Your real problem, and this father’s real problem is unbelief. Your unbelief is on full display whenever you face troubles and try everything in your power before finally, in desperation, turning to prayer and God. Of course Jesus can help. Of course Jesus will have mercy upon you. He always does. Just as he does for this boy.
This boy’s story is your story. You too have been under the power of the devil your whole life. You too have been deaf to Christ’s word. You too have been unable and unwilling to sing His praise. You too have been unwilling to submit to Jesus. Yet, you were brought to Jesus, and He took you by the hand and raised you up by the power of His Spirit. But you are also like this father. You continue to fall back into your original problem of unbelief. Because you constantly fall back into the same sins over and over, you begin to doubt and wonder if Jesus has had mercy on you and helped you. In the Spirit, you believe. Left to yourself, you do not. In the spirit you pray. Left to yourself, you do not.

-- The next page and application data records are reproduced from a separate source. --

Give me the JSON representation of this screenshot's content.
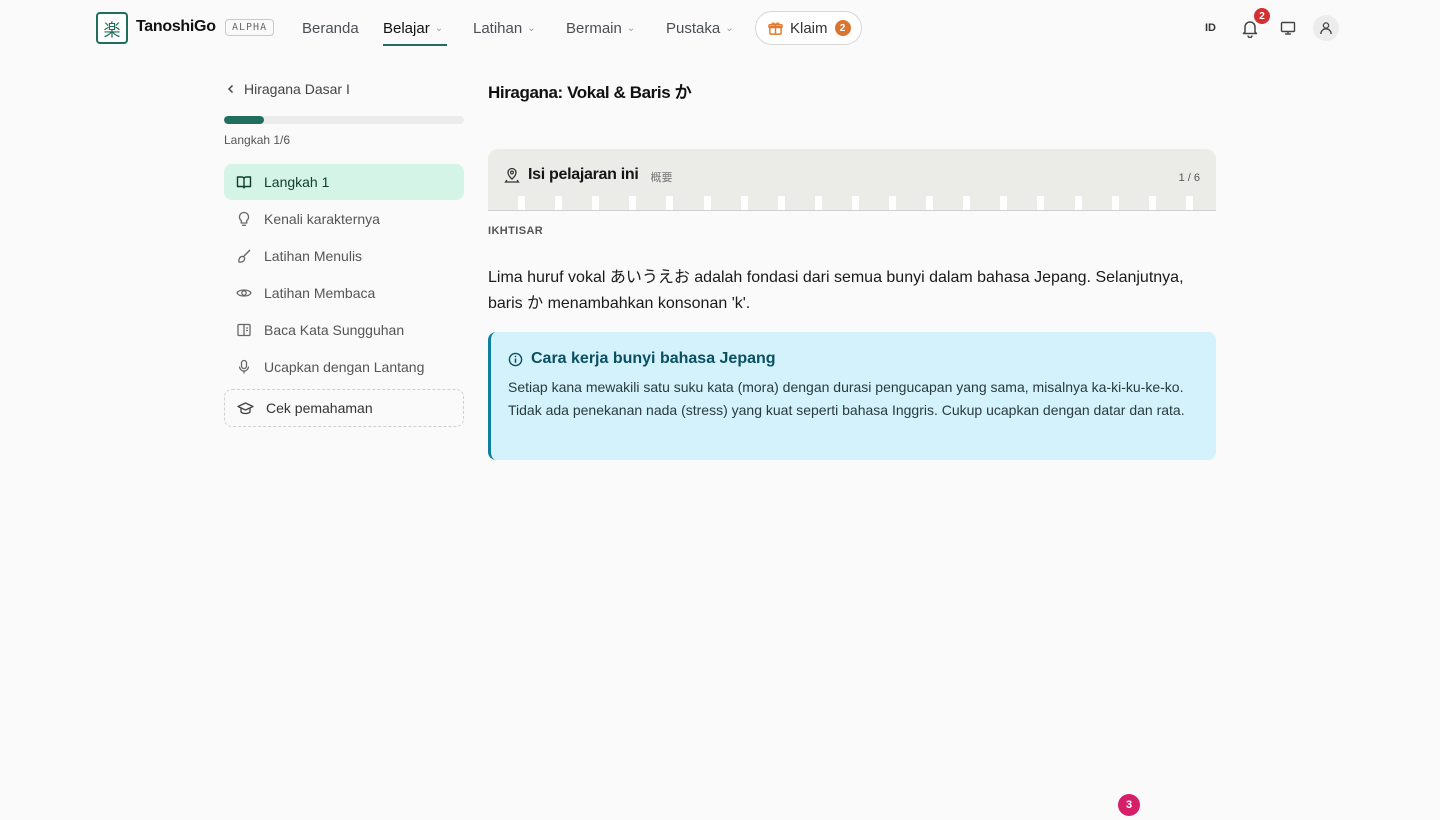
{
  "header": {
    "logo_glyph": "楽",
    "brand": "TanoshiGo",
    "badge": "ALPHA",
    "nav": [
      {
        "label": "Beranda",
        "dropdown": false,
        "active": false
      },
      {
        "label": "Belajar",
        "dropdown": true,
        "active": true
      },
      {
        "label": "Latihan",
        "dropdown": true,
        "active": false
      },
      {
        "label": "Bermain",
        "dropdown": true,
        "active": false
      },
      {
        "label": "Pustaka",
        "dropdown": true,
        "active": false
      }
    ],
    "claim": {
      "label": "Klaim",
      "count": "2"
    },
    "language": "ID",
    "notifications_count": "2",
    "accent_color": "#1f6f5c"
  },
  "sidebar": {
    "back_label": "Hiragana Dasar I",
    "progress_fraction": 0.1667,
    "step_label": "Langkah 1/6",
    "items": [
      {
        "label": "Langkah 1",
        "icon": "book-open-icon",
        "active": true
      },
      {
        "label": "Kenali karakternya",
        "icon": "lightbulb-icon",
        "active": false
      },
      {
        "label": "Latihan Menulis",
        "icon": "brush-icon",
        "active": false
      },
      {
        "label": "Latihan Membaca",
        "icon": "eye-icon",
        "active": false
      },
      {
        "label": "Baca Kata Sungguhan",
        "icon": "book-page-icon",
        "active": false
      },
      {
        "label": "Ucapkan dengan Lantang",
        "icon": "microphone-icon",
        "active": false
      }
    ],
    "check": {
      "label": "Cek pemahaman",
      "icon": "graduation-cap-icon"
    }
  },
  "main": {
    "title": "Hiragana: Vokal & Baris か",
    "card": {
      "title": "Isi pelajaran ini",
      "subtitle": "概要",
      "counter": "1 / 6",
      "icon": "map-pin-icon"
    },
    "section_label": "IKHTISAR",
    "intro": "Lima huruf vokal あいうえお adalah fondasi dari semua bunyi dalam bahasa Jepang. Selanjutnya, baris か menambahkan konsonan 'k'.",
    "info": {
      "icon": "info-icon",
      "title": "Cara kerja bunyi bahasa Jepang",
      "body": "Setiap kana mewakili satu suku kata (mora) dengan durasi pengucapan yang sama, misalnya ka-ki-ku-ke-ko. Tidak ada penekanan nada (stress) yang kuat seperti bahasa Inggris. Cukup ucapkan dengan datar dan rata."
    }
  },
  "floating_badge": "3"
}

On and on it goes. You constantly waver, but Christ will always have mercy on you because He has had mercy upon you as He suffered, bled, and died.
Brother and sister, your even though you constantly and continually waver between faith and unfaith, your faith in Jesus is never in vain. Your faith in Jesus is not empty. Your faith in Jesus is not worthless because the Jesus you trust in is not vain, empty, or worthless. Jesus is the One who can and does break the darkness, free the prisoners, and brings you from death to life, from unbelief to faith. Amen.
The peace of God, which surpasses all understanding, will guard your hearts and minds in Christ Jesus. Amen.